[Information supplied Boundary: Start]

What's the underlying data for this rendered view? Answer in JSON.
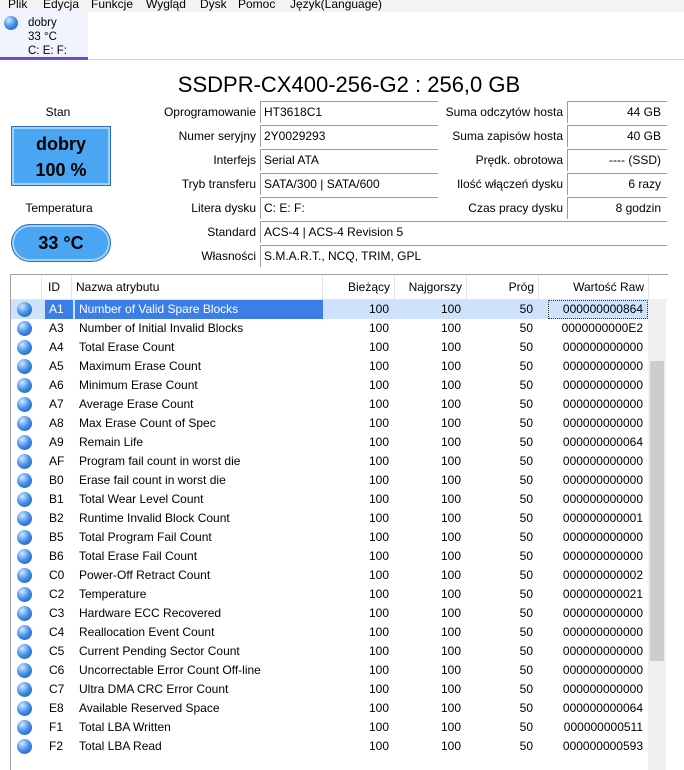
{
  "menu": [
    "Plik",
    "Edycja",
    "Funkcje",
    "Wygląd",
    "Dysk",
    "Pomoc",
    "Język(Language)"
  ],
  "disk_tab": {
    "status": "dobry",
    "temp": "33 °C",
    "letters": "C: E: F:"
  },
  "title": "SSDPR-CX400-256-G2 : 256,0 GB",
  "status": {
    "health_caption": "Stan",
    "health_label": "dobry",
    "health_percent": "100 %",
    "temp_caption": "Temperatura",
    "temp_value": "33 °C"
  },
  "info_left": [
    {
      "label": "Oprogramowanie",
      "value": "HT3618C1"
    },
    {
      "label": "Numer seryjny",
      "value": "2Y0029293"
    },
    {
      "label": "Interfejs",
      "value": "Serial ATA"
    },
    {
      "label": "Tryb transferu",
      "value": "SATA/300 | SATA/600"
    },
    {
      "label": "Litera dysku",
      "value": "C: E: F:"
    }
  ],
  "info_right": [
    {
      "label": "Suma odczytów hosta",
      "value": "44 GB"
    },
    {
      "label": "Suma zapisów hosta",
      "value": "40 GB"
    },
    {
      "label": "Prędk. obrotowa",
      "value": "---- (SSD)"
    },
    {
      "label": "Ilość włączeń dysku",
      "value": "6 razy"
    },
    {
      "label": "Czas pracy dysku",
      "value": "8 godzin"
    }
  ],
  "info_wide": [
    {
      "label": "Standard",
      "value": "ACS-4 | ACS-4 Revision 5"
    },
    {
      "label": "Własności",
      "value": "S.M.A.R.T., NCQ, TRIM, GPL"
    }
  ],
  "table": {
    "columns": [
      "ID",
      "Nazwa atrybutu",
      "Bieżący",
      "Najgorszy",
      "Próg",
      "Wartość Raw"
    ],
    "rows": [
      [
        "A1",
        "Number of Valid Spare Blocks",
        "100",
        "100",
        "50",
        "000000000864"
      ],
      [
        "A3",
        "Number of Initial Invalid Blocks",
        "100",
        "100",
        "50",
        "0000000000E2"
      ],
      [
        "A4",
        "Total Erase Count",
        "100",
        "100",
        "50",
        "000000000000"
      ],
      [
        "A5",
        "Maximum Erase Count",
        "100",
        "100",
        "50",
        "000000000000"
      ],
      [
        "A6",
        "Minimum Erase Count",
        "100",
        "100",
        "50",
        "000000000000"
      ],
      [
        "A7",
        "Average Erase Count",
        "100",
        "100",
        "50",
        "000000000000"
      ],
      [
        "A8",
        "Max Erase Count of Spec",
        "100",
        "100",
        "50",
        "000000000000"
      ],
      [
        "A9",
        "Remain Life",
        "100",
        "100",
        "50",
        "000000000064"
      ],
      [
        "AF",
        "Program fail count in worst die",
        "100",
        "100",
        "50",
        "000000000000"
      ],
      [
        "B0",
        "Erase fail count in worst die",
        "100",
        "100",
        "50",
        "000000000000"
      ],
      [
        "B1",
        "Total Wear Level Count",
        "100",
        "100",
        "50",
        "000000000000"
      ],
      [
        "B2",
        "Runtime Invalid Block Count",
        "100",
        "100",
        "50",
        "000000000001"
      ],
      [
        "B5",
        "Total Program Fail Count",
        "100",
        "100",
        "50",
        "000000000000"
      ],
      [
        "B6",
        "Total Erase Fail Count",
        "100",
        "100",
        "50",
        "000000000000"
      ],
      [
        "C0",
        "Power-Off Retract Count",
        "100",
        "100",
        "50",
        "000000000002"
      ],
      [
        "C2",
        "Temperature",
        "100",
        "100",
        "50",
        "000000000021"
      ],
      [
        "C3",
        "Hardware ECC Recovered",
        "100",
        "100",
        "50",
        "000000000000"
      ],
      [
        "C4",
        "Reallocation Event Count",
        "100",
        "100",
        "50",
        "000000000000"
      ],
      [
        "C5",
        "Current Pending Sector Count",
        "100",
        "100",
        "50",
        "000000000000"
      ],
      [
        "C6",
        "Uncorrectable Error Count Off-line",
        "100",
        "100",
        "50",
        "000000000000"
      ],
      [
        "C7",
        "Ultra DMA CRC Error Count",
        "100",
        "100",
        "50",
        "000000000000"
      ],
      [
        "E8",
        "Available Reserved Space",
        "100",
        "100",
        "50",
        "000000000064"
      ],
      [
        "F1",
        "Total LBA Written",
        "100",
        "100",
        "50",
        "000000000511"
      ],
      [
        "F2",
        "Total LBA Read",
        "100",
        "100",
        "50",
        "000000000593"
      ]
    ],
    "selected_row": 0
  },
  "colors": {
    "status_blue": "#4aa6f2",
    "selection": "#3b7ee8",
    "tab_underline": "#6b4ec7"
  },
  "icons": {
    "status_dot": "blue-circle-icon"
  }
}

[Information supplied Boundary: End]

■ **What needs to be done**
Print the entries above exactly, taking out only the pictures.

■ **Result for this exercise**
What's the underlying data for this rendered view? Answer in JSON.
{
  "menu": [
    "Plik",
    "Edycja",
    "Funkcje",
    "Wygląd",
    "Dysk",
    "Pomoc",
    "Język(Language)"
  ],
  "disk_tab": {
    "status": "dobry",
    "temp": "33 °C",
    "letters": "C: E: F:"
  },
  "title": "SSDPR-CX400-256-G2 : 256,0 GB",
  "status": {
    "health_caption": "Stan",
    "health_label": "dobry",
    "health_percent": "100 %",
    "temp_caption": "Temperatura",
    "temp_value": "33 °C"
  },
  "info_left": [
    {
      "label": "Oprogramowanie",
      "value": "HT3618C1"
    },
    {
      "label": "Numer seryjny",
      "value": "2Y0029293"
    },
    {
      "label": "Interfejs",
      "value": "Serial ATA"
    },
    {
      "label": "Tryb transferu",
      "value": "SATA/300 | SATA/600"
    },
    {
      "label": "Litera dysku",
      "value": "C: E: F:"
    }
  ],
  "info_right": [
    {
      "label": "Suma odczytów hosta",
      "value": "44 GB"
    },
    {
      "label": "Suma zapisów hosta",
      "value": "40 GB"
    },
    {
      "label": "Prędk. obrotowa",
      "value": "---- (SSD)"
    },
    {
      "label": "Ilość włączeń dysku",
      "value": "6 razy"
    },
    {
      "label": "Czas pracy dysku",
      "value": "8 godzin"
    }
  ],
  "info_wide": [
    {
      "label": "Standard",
      "value": "ACS-4 | ACS-4 Revision 5"
    },
    {
      "label": "Własności",
      "value": "S.M.A.R.T., NCQ, TRIM, GPL"
    }
  ],
  "table": {
    "columns": [
      "ID",
      "Nazwa atrybutu",
      "Bieżący",
      "Najgorszy",
      "Próg",
      "Wartość Raw"
    ],
    "rows": [
      [
        "A1",
        "Number of Valid Spare Blocks",
        "100",
        "100",
        "50",
        "000000000864"
      ],
      [
        "A3",
        "Number of Initial Invalid Blocks",
        "100",
        "100",
        "50",
        "0000000000E2"
      ],
      [
        "A4",
        "Total Erase Count",
        "100",
        "100",
        "50",
        "000000000000"
      ],
      [
        "A5",
        "Maximum Erase Count",
        "100",
        "100",
        "50",
        "000000000000"
      ],
      [
        "A6",
        "Minimum Erase Count",
        "100",
        "100",
        "50",
        "000000000000"
      ],
      [
        "A7",
        "Average Erase Count",
        "100",
        "100",
        "50",
        "000000000000"
      ],
      [
        "A8",
        "Max Erase Count of Spec",
        "100",
        "100",
        "50",
        "000000000000"
      ],
      [
        "A9",
        "Remain Life",
        "100",
        "100",
        "50",
        "000000000064"
      ],
      [
        "AF",
        "Program fail count in worst die",
        "100",
        "100",
        "50",
        "000000000000"
      ],
      [
        "B0",
        "Erase fail count in worst die",
        "100",
        "100",
        "50",
        "000000000000"
      ],
      [
        "B1",
        "Total Wear Level Count",
        "100",
        "100",
        "50",
        "000000000000"
      ],
      [
        "B2",
        "Runtime Invalid Block Count",
        "100",
        "100",
        "50",
        "000000000001"
      ],
      [
        "B5",
        "Total Program Fail Count",
        "100",
        "100",
        "50",
        "000000000000"
      ],
      [
        "B6",
        "Total Erase Fail Count",
        "100",
        "100",
        "50",
        "000000000000"
      ],
      [
        "C0",
        "Power-Off Retract Count",
        "100",
        "100",
        "50",
        "000000000002"
      ],
      [
        "C2",
        "Temperature",
        "100",
        "100",
        "50",
        "000000000021"
      ],
      [
        "C3",
        "Hardware ECC Recovered",
        "100",
        "100",
        "50",
        "000000000000"
      ],
      [
        "C4",
        "Reallocation Event Count",
        "100",
        "100",
        "50",
        "000000000000"
      ],
      [
        "C5",
        "Current Pending Sector Count",
        "100",
        "100",
        "50",
        "000000000000"
      ],
      [
        "C6",
        "Uncorrectable Error Count Off-line",
        "100",
        "100",
        "50",
        "000000000000"
      ],
      [
        "C7",
        "Ultra DMA CRC Error Count",
        "100",
        "100",
        "50",
        "000000000000"
      ],
      [
        "E8",
        "Available Reserved Space",
        "100",
        "100",
        "50",
        "000000000064"
      ],
      [
        "F1",
        "Total LBA Written",
        "100",
        "100",
        "50",
        "000000000511"
      ],
      [
        "F2",
        "Total LBA Read",
        "100",
        "100",
        "50",
        "000000000593"
      ]
    ],
    "selected_row": 0
  },
  "colors": {
    "status_blue": "#4aa6f2",
    "selection": "#3b7ee8",
    "tab_underline": "#6b4ec7"
  },
  "icons": {
    "status_dot": "blue-circle-icon"
  }
}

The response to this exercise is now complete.